The Federal Government has scrapped plans to further cut the Wine Equalisation Tax cap from $500,000 to $290,000 but will push ahead with a reduction to $350,000.
The changes will come into force on July 1 next year and will affect who can claim the rebate.
- Producers must own 85 per cent of the grapes at the crusher used to make the wine and maintain ownership throughout the wine making process.
- Limited to branded packaged wine, in a container not exceeding 5 litres and branded with a registered trademark for domestic retail sale.
- Rebate claims must be linked to the WET being paid.
- Bulk/unbranded wine remains ineligible.
- There are also plans for an ‘exceptional circumstances’ waiver, meaning producers won’t lose their rebate if their grapes are damaged by frost or storms.
The current system had been criticised by industry figures for benefiting big resellers of wine while disadvantaging genuine Australian winemakers. New Zealanders remain eligible for the WET rebate under the new policy.
Wine Equalisation Tax: Cautious optimism
Altitude Advisory business advisor Elouise Barker said South Australian wine producers have reacted to the changes with ‘cautious optimism’.

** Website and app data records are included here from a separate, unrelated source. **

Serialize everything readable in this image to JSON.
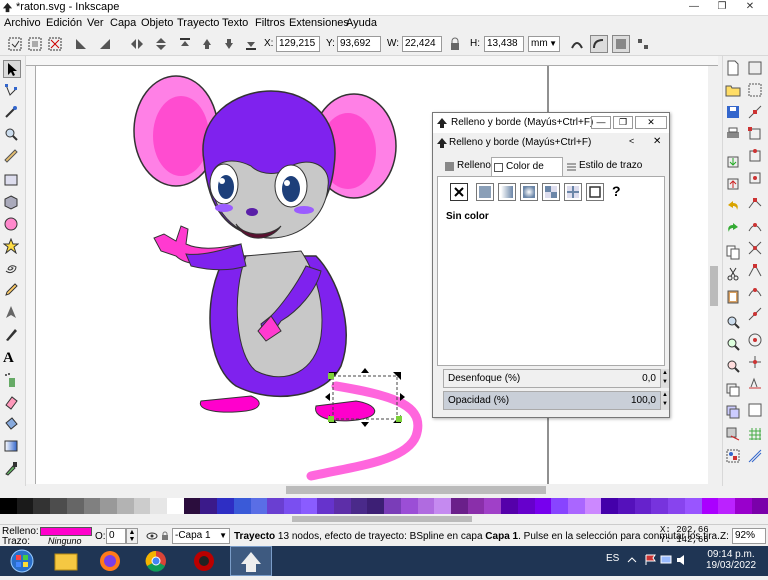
{
  "window": {
    "title": "*raton.svg - Inkscape",
    "controls": [
      "minimize",
      "restore",
      "close"
    ]
  },
  "menu": [
    "Archivo",
    "Edición",
    "Ver",
    "Capa",
    "Objeto",
    "Trayecto",
    "Texto",
    "Filtros",
    "Extensiones",
    "Ayuda"
  ],
  "controls": {
    "x_label": "X:",
    "x_value": "129,215",
    "y_label": "Y:",
    "y_value": "93,692",
    "w_label": "W:",
    "w_value": "22,424",
    "h_label": "H:",
    "h_value": "13,438",
    "unit": "mm"
  },
  "tools": [
    "selector-icon",
    "node-icon",
    "tweak-icon",
    "zoom-icon",
    "measure-icon",
    "rectangle-icon",
    "box3d-icon",
    "ellipse-icon",
    "star-icon",
    "spiral-icon",
    "pencil-icon",
    "pen-icon",
    "calligraphy-icon",
    "text-icon",
    "spray-icon",
    "eraser-icon",
    "bucket-icon",
    "gradient-icon",
    "dropper-icon"
  ],
  "fill_stroke_dialog": {
    "title": "Relleno y borde (Mayús+Ctrl+F)",
    "header": "Relleno y borde (Mayús+Ctrl+F)",
    "tabs": [
      "Relleno",
      "Color de trazo",
      "Estilo de trazo"
    ],
    "active_tab": "Color de trazo",
    "paint_buttons": [
      "no-paint-icon",
      "flat-color-icon",
      "linear-gradient-icon",
      "radial-gradient-icon",
      "mesh-gradient-icon",
      "pattern-icon",
      "swatch-icon",
      "unset-icon"
    ],
    "unset_label": "?",
    "current_paint": "Sin color",
    "blur_label": "Desenfoque (%)",
    "blur_value": "0,0",
    "opacity_label": "Opacidad (%)",
    "opacity_value": "100,0"
  },
  "palette_colors": [
    "#000000",
    "#1a1a1a",
    "#333333",
    "#4d4d4d",
    "#666666",
    "#808080",
    "#999999",
    "#b3b3b3",
    "#cccccc",
    "#e6e6e6",
    "#ffffff",
    "#2b0d3d",
    "#3b1a8a",
    "#2e2ec4",
    "#3a5ad8",
    "#5a6ee6",
    "#6a3fd1",
    "#7a4ff0",
    "#8a5cff",
    "#6633cc",
    "#5d2ea8",
    "#4a2a8a",
    "#3d1f75",
    "#7a3db8",
    "#9b4ed6",
    "#b06be0",
    "#c58af0",
    "#6a1f8a",
    "#8a2faa",
    "#a040c8",
    "#5500aa",
    "#6600cc",
    "#7700ee",
    "#8844ff",
    "#aa66ff",
    "#cc88ff",
    "#4400aa",
    "#5511bb",
    "#6622cc",
    "#7733dd",
    "#8844ee",
    "#9955ff",
    "#aa00ff",
    "#bb22ff",
    "#9900cc",
    "#7a00aa"
  ],
  "status": {
    "fill_label": "Relleno:",
    "fill_color": "#ff00cc",
    "stroke_label": "Trazo:",
    "stroke_value": "Ninguno",
    "opacity_label": "O:",
    "opacity_value": "0",
    "layer": "-Capa 1",
    "message_bold": "Trayecto",
    "message": "13 nodos, efecto de trayecto: BSpline en capa",
    "message_layer": "Capa 1",
    "message_tail": ". Pulse en la selección para conmutar los tira...",
    "x_label": "X:",
    "x_value": "202,66",
    "y_label": "Y:",
    "y_value": "142,66",
    "zoom_label": "Z:",
    "zoom_value": "92%"
  },
  "taskbar": {
    "lang": "ES",
    "time": "09:14 p.m.",
    "date": "19/03/2022"
  },
  "colors": {
    "body": "#7f22ee",
    "belly": "#c8c8c8",
    "ear_outer": "#ff66dd",
    "ear_inner": "#ff33cc",
    "pink": "#ff00cc",
    "dark_pink": "#e600b8"
  }
}
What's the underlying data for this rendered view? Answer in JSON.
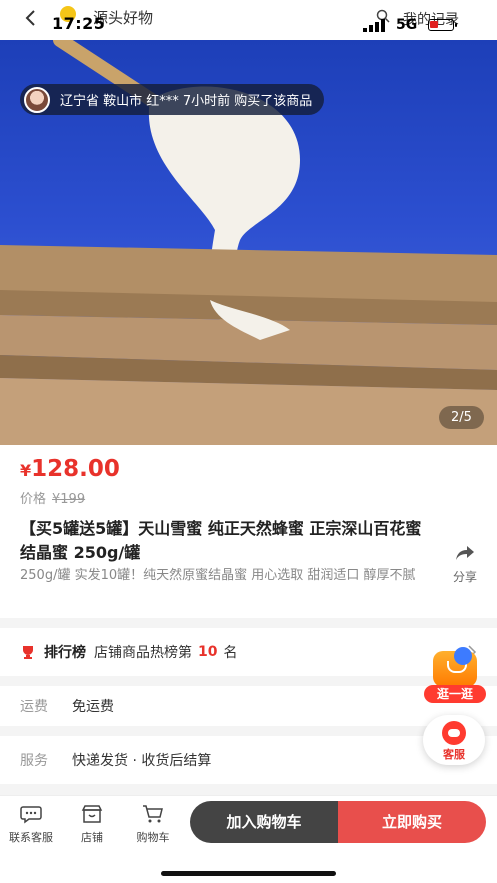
{
  "status_bar": {
    "time": "17:25",
    "network": "5G"
  },
  "nav": {
    "title": "源头好物",
    "records_label": "我的记录"
  },
  "hero": {
    "buyer_notice": "辽宁省 鞍山市 红*** 7小时前 购买了该商品",
    "image_counter": "2/5"
  },
  "product": {
    "currency": "¥",
    "price": "128.00",
    "original_price_label": "价格",
    "original_price": "¥199",
    "title": "【买5罐送5罐】天山雪蜜 纯正天然蜂蜜 正宗深山百花蜜结晶蜜 250g/罐",
    "description": "250g/罐 实发10罐！纯天然原蜜结晶蜜 用心选取 甜润适口 醇厚不腻",
    "share_label": "分享"
  },
  "ranking": {
    "title": "排行榜",
    "text_before": "店铺商品热榜第",
    "rank": "10",
    "text_after": "名"
  },
  "shipping": {
    "label": "运费",
    "value": "免运费"
  },
  "service": {
    "label": "服务",
    "value": "快递发货 · 收货后结算"
  },
  "floating": {
    "browse_label": "逛一逛",
    "service_label": "客服"
  },
  "bottom_bar": {
    "contact_label": "联系客服",
    "store_label": "店铺",
    "cart_label": "购物车",
    "add_to_cart": "加入购物车",
    "buy_now": "立即购买"
  },
  "colors": {
    "accent_red": "#e8322b",
    "cart_button": "#444444",
    "buy_button": "#e84f4c"
  }
}
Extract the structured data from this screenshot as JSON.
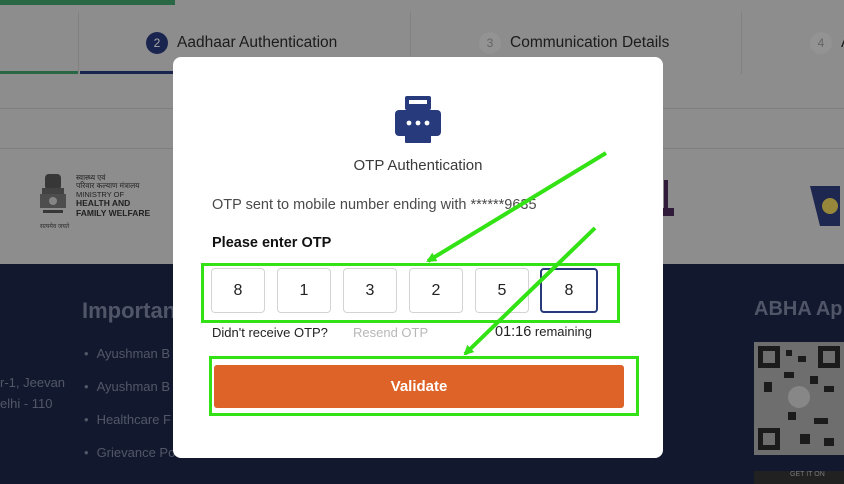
{
  "stepper": {
    "steps": [
      {
        "number": "2",
        "label": "Aadhaar Authentication",
        "active": true
      },
      {
        "number": "3",
        "label": "Communication Details",
        "active": false
      },
      {
        "number": "4",
        "label": "A",
        "active": false
      }
    ]
  },
  "header": {
    "ministry_lines": [
      "स्वास्थ्य एवं",
      "परिवार कल्याण मंत्रालय",
      "MINISTRY OF",
      "HEALTH AND",
      "FAMILY WELFARE"
    ],
    "emblem_caption": "सत्यमेव जयते"
  },
  "footer": {
    "heading": "Importan",
    "links": [
      "Ayushman B",
      "Ayushman B",
      "Healthcare F",
      "Grievance Po"
    ],
    "address_lines": [
      "r-1, Jeevan",
      "elhi - 110"
    ],
    "abha_heading": "ABHA Ap",
    "store_badge": "GET IT ON"
  },
  "modal": {
    "icon": "printer-icon",
    "title": "OTP Authentication",
    "otp_sent_text": "OTP sent to mobile number ending with ******9635",
    "enter_label": "Please enter OTP",
    "otp_digits": [
      "8",
      "1",
      "3",
      "2",
      "5",
      "8"
    ],
    "didnt_receive": "Didn't receive OTP?",
    "resend_label": "Resend OTP",
    "timer_value": "01:16",
    "timer_suffix": "remaining",
    "validate_label": "Validate"
  },
  "colors": {
    "accent_orange": "#dd6328",
    "brand_navy": "#283a7a",
    "highlight_green": "#33e214",
    "footer_bg": "#1c2747"
  }
}
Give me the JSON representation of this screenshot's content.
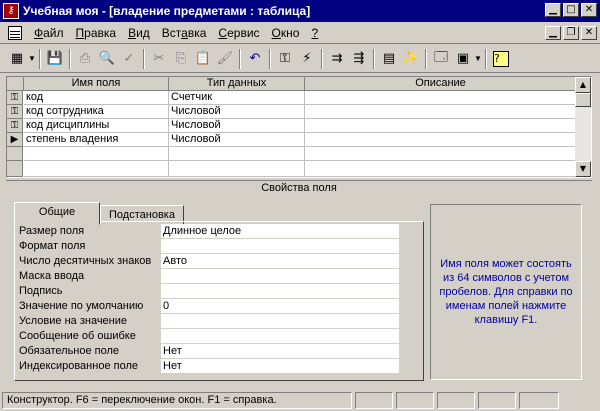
{
  "window": {
    "title": "Учебная моя - [владение предметами : таблица]",
    "icon": "access-key-icon"
  },
  "menu": [
    {
      "label": "Файл",
      "u": "Ф",
      "rest": "айл"
    },
    {
      "label": "Правка",
      "u": "П",
      "rest": "равка"
    },
    {
      "label": "Вид",
      "u": "В",
      "rest": "ид"
    },
    {
      "label": "Вставка",
      "u": "",
      "pre": "Вст",
      "mid": "а",
      "post": "вка"
    },
    {
      "label": "Сервис",
      "u": "С",
      "rest": "ервис"
    },
    {
      "label": "Окно",
      "u": "О",
      "rest": "кно"
    },
    {
      "label": "?",
      "u": "?",
      "rest": ""
    }
  ],
  "grid": {
    "columns": [
      "Имя поля",
      "Тип данных",
      "Описание"
    ],
    "rows": [
      {
        "name": "код",
        "type": "Счетчик",
        "desc": "",
        "key": true,
        "current": false
      },
      {
        "name": "код сотрудника",
        "type": "Числовой",
        "desc": "",
        "key": true,
        "current": false
      },
      {
        "name": "код дисциплины",
        "type": "Числовой",
        "desc": "",
        "key": true,
        "current": false
      },
      {
        "name": "степень владения",
        "type": "Числовой",
        "desc": "",
        "key": false,
        "current": true
      }
    ]
  },
  "properties": {
    "header": "Свойства поля",
    "tabs": [
      "Общие",
      "Подстановка"
    ],
    "items": [
      {
        "label": "Размер поля",
        "value": "Длинное целое"
      },
      {
        "label": "Формат поля",
        "value": ""
      },
      {
        "label": "Число десятичных знаков",
        "value": "Авто"
      },
      {
        "label": "Маска ввода",
        "value": ""
      },
      {
        "label": "Подпись",
        "value": ""
      },
      {
        "label": "Значение по умолчанию",
        "value": "0"
      },
      {
        "label": "Условие на значение",
        "value": ""
      },
      {
        "label": "Сообщение об ошибке",
        "value": ""
      },
      {
        "label": "Обязательное поле",
        "value": "Нет"
      },
      {
        "label": "Индексированное поле",
        "value": "Нет"
      }
    ],
    "help": "Имя поля может состоять из 64 символов с учетом пробелов.  Для справки по именам полей нажмите клавишу F1."
  },
  "status": {
    "text": "Конструктор.  F6 = переключение окон.  F1 = справка."
  },
  "colors": {
    "titlebar": "#000080",
    "help_text": "#0000a0",
    "face": "#d4d0c8"
  }
}
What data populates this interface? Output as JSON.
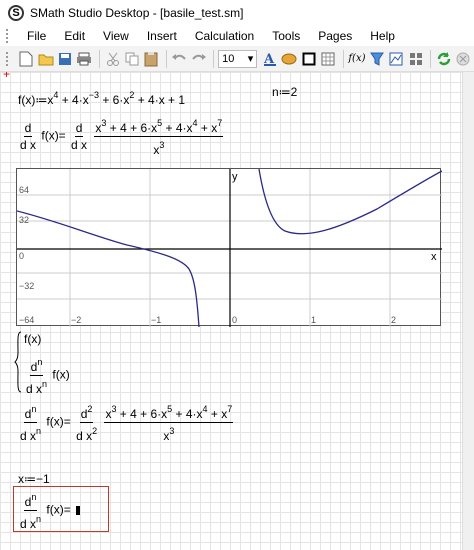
{
  "window": {
    "title": "SMath Studio Desktop - [basile_test.sm]"
  },
  "menu": {
    "items": [
      "File",
      "Edit",
      "View",
      "Insert",
      "Calculation",
      "Tools",
      "Pages",
      "Help"
    ]
  },
  "toolbar": {
    "font_size": "10",
    "fx_label": "f(x)"
  },
  "worksheet": {
    "eq1": {
      "lhs": "f(x)≔x",
      "rest": [
        "+ 4·x",
        "+ 6·x",
        "+ 4·x + 1"
      ],
      "exps": [
        "4",
        "−3",
        "2"
      ]
    },
    "n_def": "n≔2",
    "eq2": {
      "d": "d",
      "dx": "d x",
      "fx": "f(x)=",
      "den": "x",
      "den_exp": "3",
      "num_parts": [
        "x",
        "+ 4 + 6·x",
        "+ 4·x",
        "+ x"
      ],
      "num_exps": [
        "3",
        "5",
        "4",
        "7"
      ]
    },
    "plot": {
      "y_ticks": [
        "64",
        "32",
        "0",
        "−32",
        "−64"
      ],
      "x_ticks": [
        "−2",
        "−1",
        "0",
        "1",
        "2"
      ],
      "x_axis": "x",
      "y_axis": "y"
    },
    "system": {
      "fx": "f(x)",
      "d": "d",
      "n": "n",
      "dx": "d x",
      "fx2": "f(x)"
    },
    "eq3": {
      "fx": "f(x)=",
      "d": "d",
      "dx": "d x",
      "n": "n",
      "two": "2",
      "num_parts": [
        "x",
        "+ 4 + 6·x",
        "+ 4·x",
        "+ x"
      ],
      "num_exps": [
        "3",
        "5",
        "4",
        "7"
      ],
      "den": "x",
      "den_exp": "3"
    },
    "x_def": "x≔−1",
    "eq4": {
      "d": "d",
      "dx": "d x",
      "n": "n",
      "fx": "f(x)="
    }
  }
}
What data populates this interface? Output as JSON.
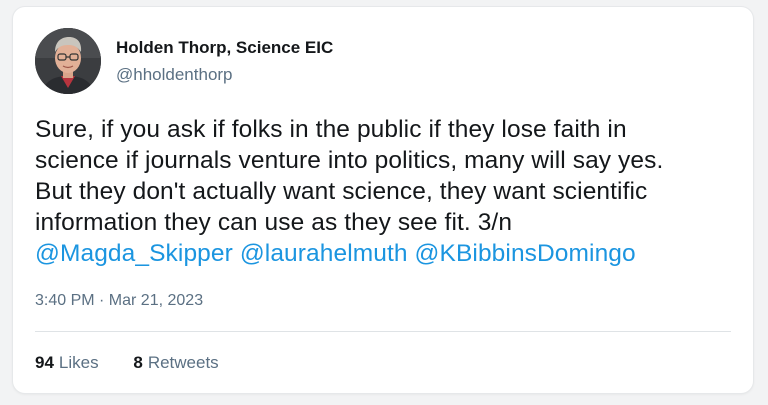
{
  "author": {
    "name": "Holden Thorp, Science EIC",
    "handle": "@hholdenthorp"
  },
  "tweet": {
    "lines": [
      "Sure, if you ask if folks in the public if they lose faith in",
      "science if journals venture into politics, many will say yes.",
      "But they don't actually want science, they want scientific",
      "information they can use as they see fit. 3/n"
    ],
    "mentions": [
      "@Magda_Skipper",
      "@laurahelmuth",
      "@KBibbinsDomingo"
    ],
    "timestamp": "3:40 PM · Mar 21, 2023"
  },
  "stats": {
    "likes_count": "94",
    "likes_label": "Likes",
    "retweets_count": "8",
    "retweets_label": "Retweets"
  },
  "colors": {
    "link": "#1b95e0",
    "text": "#14171a",
    "muted": "#5b7083"
  },
  "icons": {
    "avatar": "profile-photo"
  }
}
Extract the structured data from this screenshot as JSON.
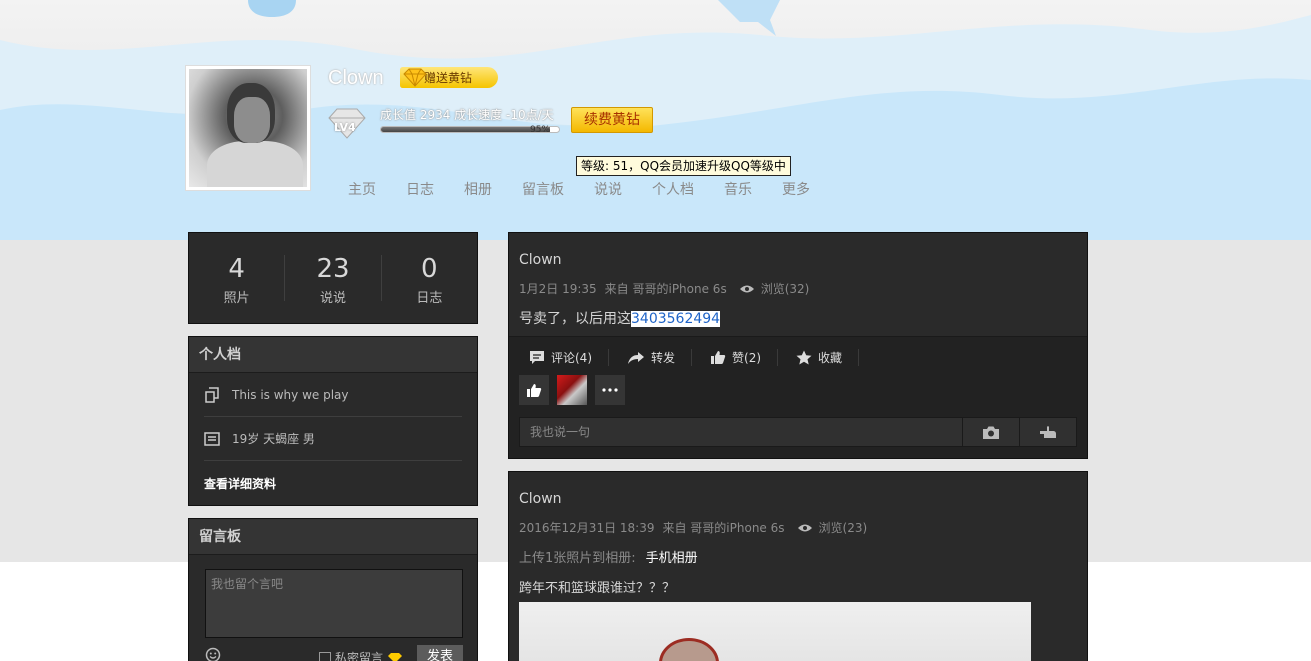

“There was definitely a feeling in the industry that something had to change as the current setup left the system open to being used unfairly by certain entities.
“There were also criticisms that the criteria benefitted larger traders and retailers over smaller operations so we are hopeful that the changes might go someway to redress the balance.
“It was good news that they scrapped the plan to drop the rebate to $290,000, which we think would have been excessive, however there may be areas where the changes could have a negative impact on the smaller operators. We hope the new eligibility criteria doesn’t disadvantage the smaller players that the changes were meant to benefit. ”
Barker said Altitude Advisory was now working with several wine producers to ensure that they were familiar with the new rules in time for the implementation on July 1 next year.
“As with any legislative changes that affect an entire industry, there is always going to be some concerns and doubts so it’s absolutely crucial that businesses understand exactly what those changes will mean for them.”